The Facts About Marijuana Addiction

Marijuana use in the United States has been increasing dramatically, spurred by recent legislation authorizing medical use of marijuana and decriminalizing possession of small amounts of this plant. In fact, marijuana is the most commonly used drug in the country, with users numbering in the tens of millions. A recent study by the Monitoring the Future Survey even concluded that marijuana use has overtaken tobacco use by teens. Use of this drug has been popularized on television and in movies and in general there seems to be an overall attitude that the drug is fairly harmless. However, few people are willing to admit that marijuana is physically addicting just like any other drug and there are serious health risks associated with its long-term use.

If you think that you cannot become addicted to marijuana, you are wrong. The evidence to support this is clinical in nature as the most important areas of the human brain all have cannabinol receptors that bind with the active ingredient in marijuana- THC or tetrahydrocannabinol. When THC and other lesser cannabinols bind with these protein receptors it causes the brain to release a sudden surge of dopamine- a substance that relives pain, causes relaxation and often a euphoric “high,” among other significant effects. What this means is that the effects of marijuana are really the result of a neurological process that the brain will attempt to replicate again and again.

When a person uses marijuana, the resulting release of dopamine is perceived as a pleasurable event and thus stimulates the brain to take notice of the context surrounding the event. This activates the reward center, which automatically will seek to recreate the event that led to the “high.” Ultimately this means that associations are built along neurological pathways in the brain that actually do nothing but “service” the effects of the drug use. Eventually, these neurological pathways will overwhelm the user with urges to use more marijuana, more frequently until they find they cannot stop on their own. This is the very definition of addiction and it applies categorically to marijuana.

The real problem with marijuana and addiction is that most people either don’t notice it or by the nature of their own addiction can’t notice it. And because the effects of even chronic, long-term marijuana use are not easily noticeable, addiction to marijuana can go completely undetected and therefore unresolved for years- even decades.
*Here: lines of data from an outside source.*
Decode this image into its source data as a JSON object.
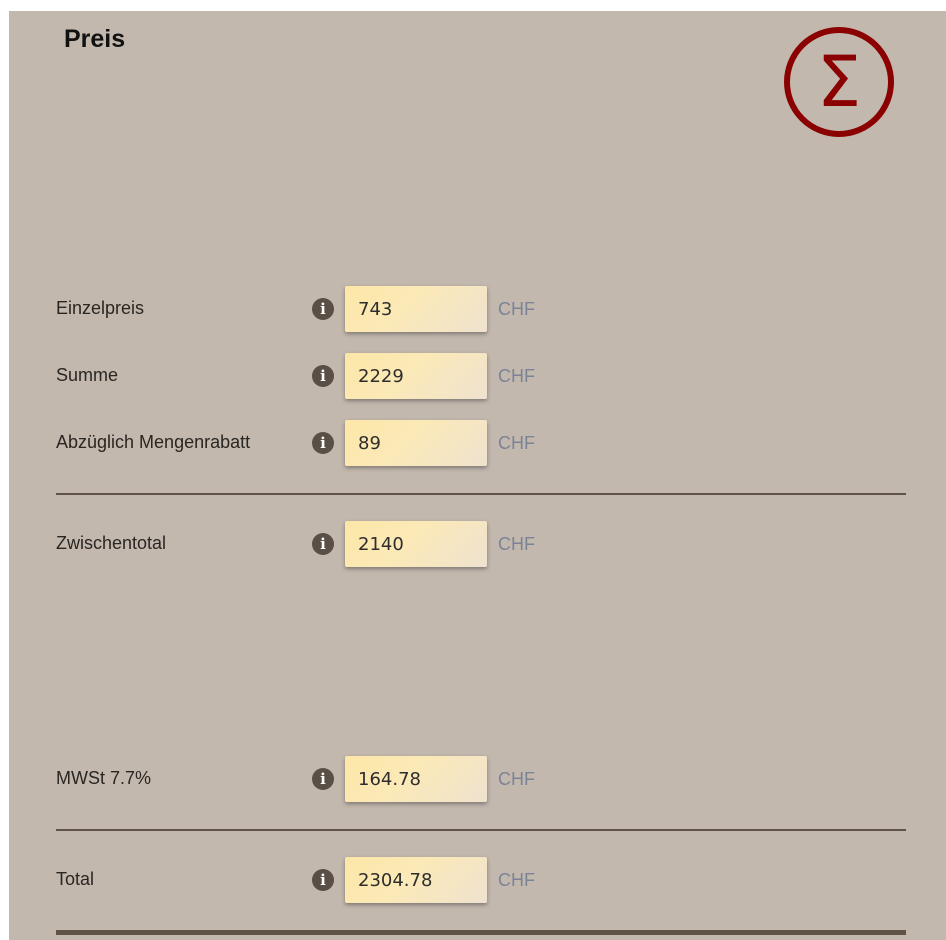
{
  "header": {
    "title": "Preis",
    "logo_icon": "sigma-icon",
    "logo_glyph": "Σ",
    "logo_color": "#8b0000"
  },
  "colors": {
    "panel_background": "#c2b8ae",
    "field_background": "#fde7a6",
    "unit_text": "#7b8396",
    "divider": "#5e5346"
  },
  "rows": [
    {
      "label": "Einzelpreis",
      "info_icon": "info-icon",
      "value": "743",
      "unit": "CHF"
    },
    {
      "label": "Summe",
      "info_icon": "info-icon",
      "value": "2229",
      "unit": "CHF"
    },
    {
      "label": "Abzüglich Mengenrabatt",
      "info_icon": "info-icon",
      "value": "89",
      "unit": "CHF"
    },
    {
      "label": "Zwischentotal",
      "info_icon": "info-icon",
      "value": "2140",
      "unit": "CHF"
    },
    {
      "label": "MWSt 7.7%",
      "info_icon": "info-icon",
      "value": "164.78",
      "unit": "CHF"
    },
    {
      "label": "Total",
      "info_icon": "info-icon",
      "value": "2304.78",
      "unit": "CHF"
    }
  ]
}
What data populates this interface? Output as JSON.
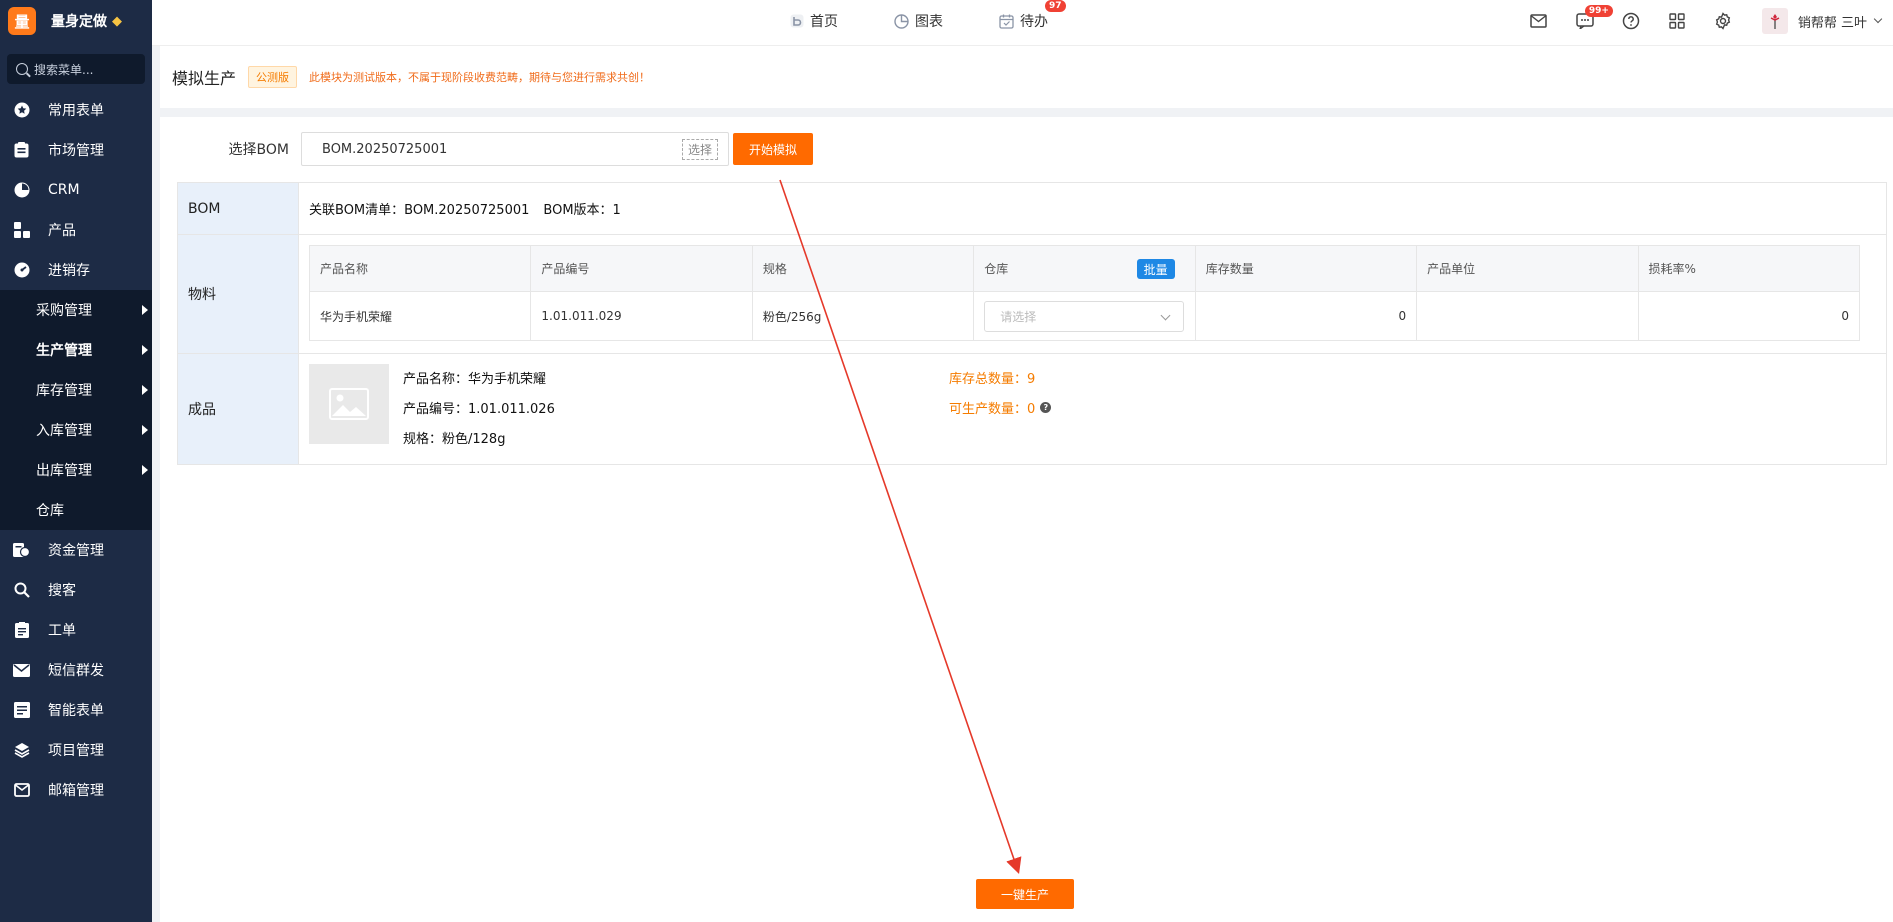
{
  "brand": {
    "logo_char": "量",
    "name": "量身定做"
  },
  "sidebar": {
    "search_placeholder": "搜索菜单...",
    "top_items": [
      {
        "label": "常用表单",
        "icon": "star-icon"
      },
      {
        "label": "市场管理",
        "icon": "clipboard-icon"
      },
      {
        "label": "CRM",
        "icon": "pie-chart-icon"
      },
      {
        "label": "产品",
        "icon": "grid-icon"
      },
      {
        "label": "进销存",
        "icon": "gauge-icon"
      }
    ],
    "sub_items": [
      {
        "label": "采购管理"
      },
      {
        "label": "生产管理"
      },
      {
        "label": "库存管理"
      },
      {
        "label": "入库管理"
      },
      {
        "label": "出库管理"
      },
      {
        "label": "仓库"
      }
    ],
    "bottom_items": [
      {
        "label": "资金管理",
        "icon": "money-icon"
      },
      {
        "label": "搜客",
        "icon": "search-icon"
      },
      {
        "label": "工单",
        "icon": "document-icon"
      },
      {
        "label": "短信群发",
        "icon": "envelope-icon"
      },
      {
        "label": "智能表单",
        "icon": "form-icon"
      },
      {
        "label": "项目管理",
        "icon": "layers-icon"
      },
      {
        "label": "邮箱管理",
        "icon": "mail-icon"
      }
    ]
  },
  "topbar": {
    "nav": [
      {
        "label": "首页",
        "icon": "home-icon"
      },
      {
        "label": "图表",
        "icon": "chart-icon"
      },
      {
        "label": "待办",
        "icon": "calendar-icon",
        "badge": "97"
      }
    ],
    "message_badge": "99+",
    "username": "销帮帮 三叶"
  },
  "page": {
    "title": "模拟生产",
    "tag": "公测版",
    "notice": "此模块为测试版本，不属于现阶段收费范畴，期待与您进行需求共创！"
  },
  "bom_select": {
    "label": "选择BOM",
    "value": "BOM.20250725001",
    "pick_label": "选择",
    "start_label": "开始模拟"
  },
  "bom_section": {
    "head": "BOM",
    "list_text": "关联BOM清单：BOM.20250725001",
    "version_text": "BOM版本：1"
  },
  "material_section": {
    "head": "物料",
    "columns": [
      "产品名称",
      "产品编号",
      "规格",
      "仓库",
      "库存数量",
      "产品单位",
      "损耗率%"
    ],
    "batch_label": "批量",
    "rows": [
      {
        "name": "华为手机荣耀",
        "code": "1.01.011.029",
        "spec": "粉色/256g",
        "warehouse_placeholder": "请选择",
        "stock": "0",
        "unit": "",
        "loss": "0"
      }
    ]
  },
  "product_section": {
    "head": "成品",
    "name_text": "产品名称：华为手机荣耀",
    "code_text": "产品编号：1.01.011.026",
    "spec_text": "规格：粉色/128g",
    "stock_total_text": "库存总数量：9",
    "producible_text": "可生产数量：0"
  },
  "actions": {
    "one_click_label": "一键生产"
  },
  "colors": {
    "accent": "#ff6a00",
    "sidebar_bg": "#1d2b45",
    "annotation_arrow": "#e5392a",
    "batch_blue": "#1e88e5"
  }
}
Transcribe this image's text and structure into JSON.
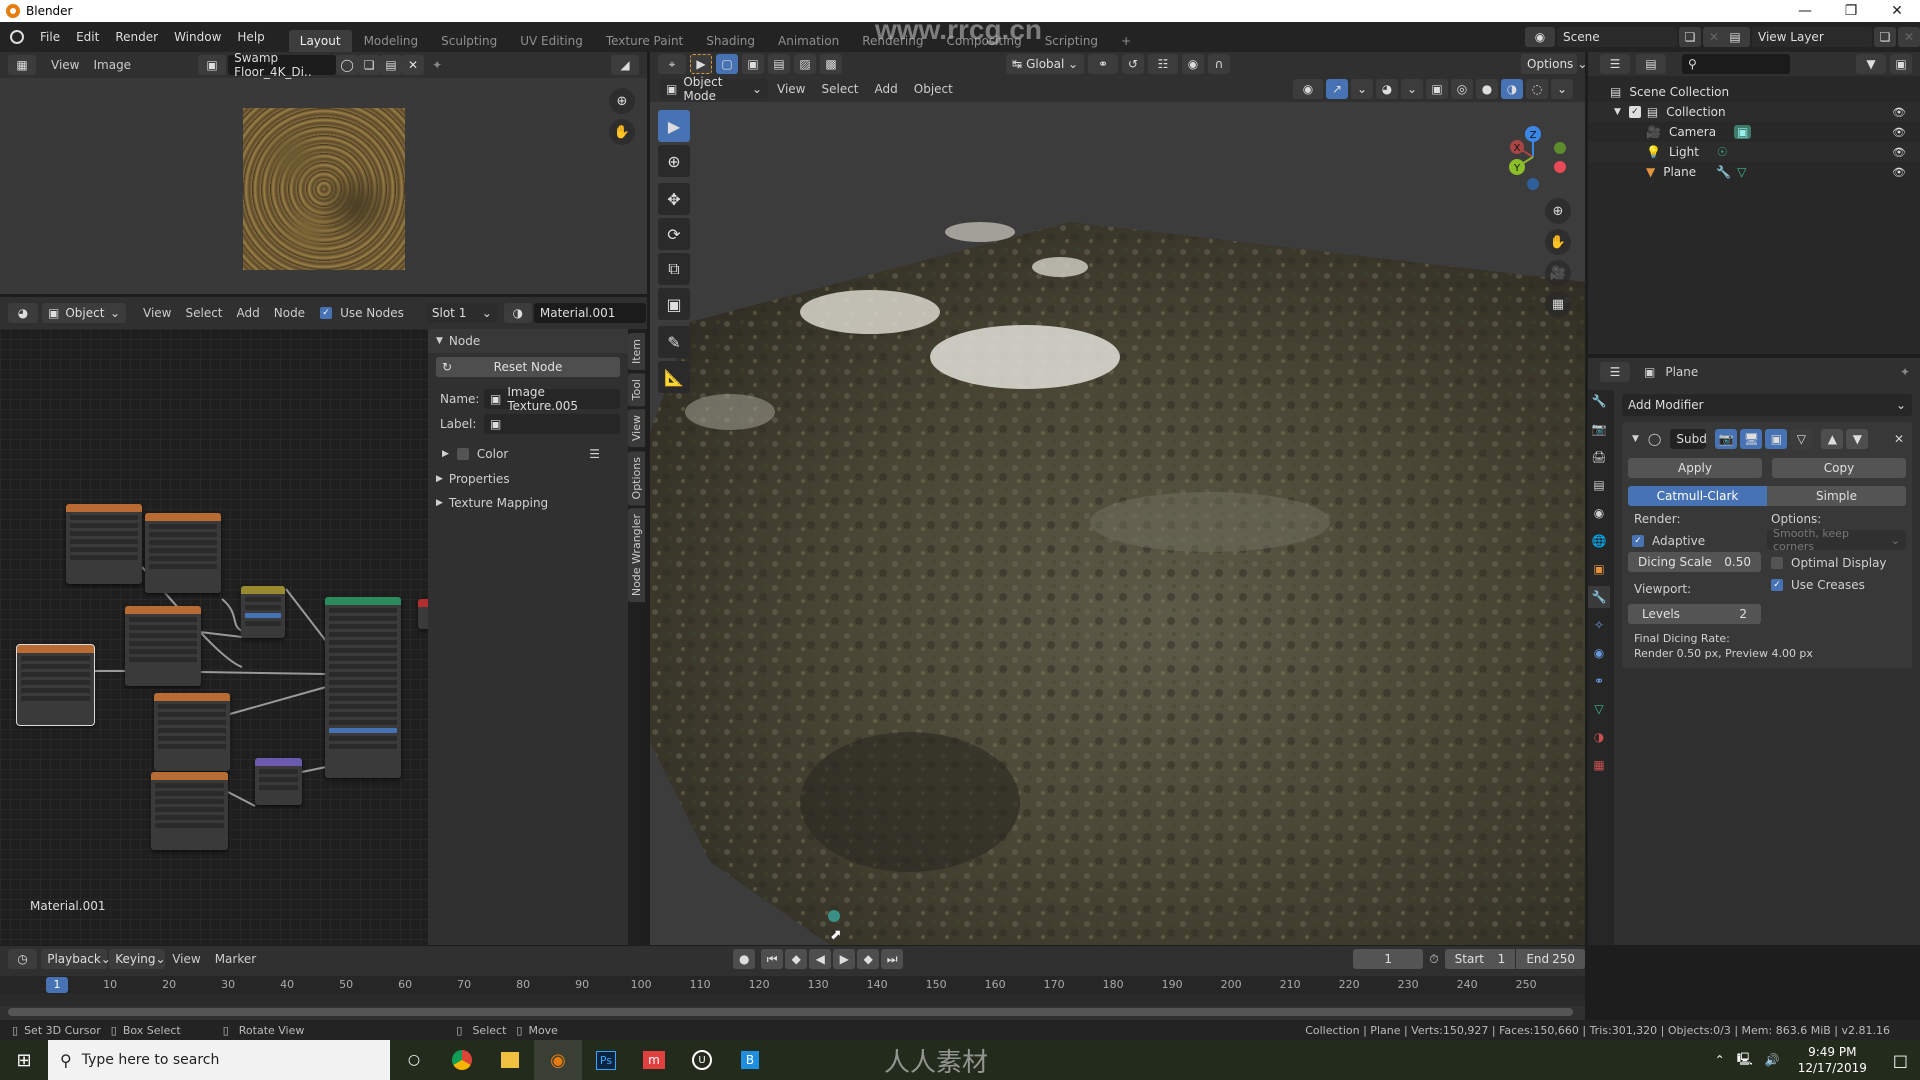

This is a real threat to human health because over time smoking marijuana will cause adverse mental and physical health effects. Additionally, being addicted to any substance makes a person much more susceptible to becoming addicted to another substance.

Because of the associative nature of marijuana addiction, it can be nearly impossible for a person to stop using on their own. This is because all of the familiar associations with marijuana- such as places it was used, people it was used with, songs listened to and movies or television shows watched while “high” and anything else related to marijuana use creates a chemical reaction in the brain that will urge a person to fulfill the associations by using marijuana again and again. This shows that marijuana addiction is without question a very real thing.

But there is hope for those who are dependent on marijuana. Treatment options such as residential, outpatient or day/night programs are available that address marijuana addiction at an intense, fundamental level. But if you don’t reach out for help, you won’t be able to do it on your own.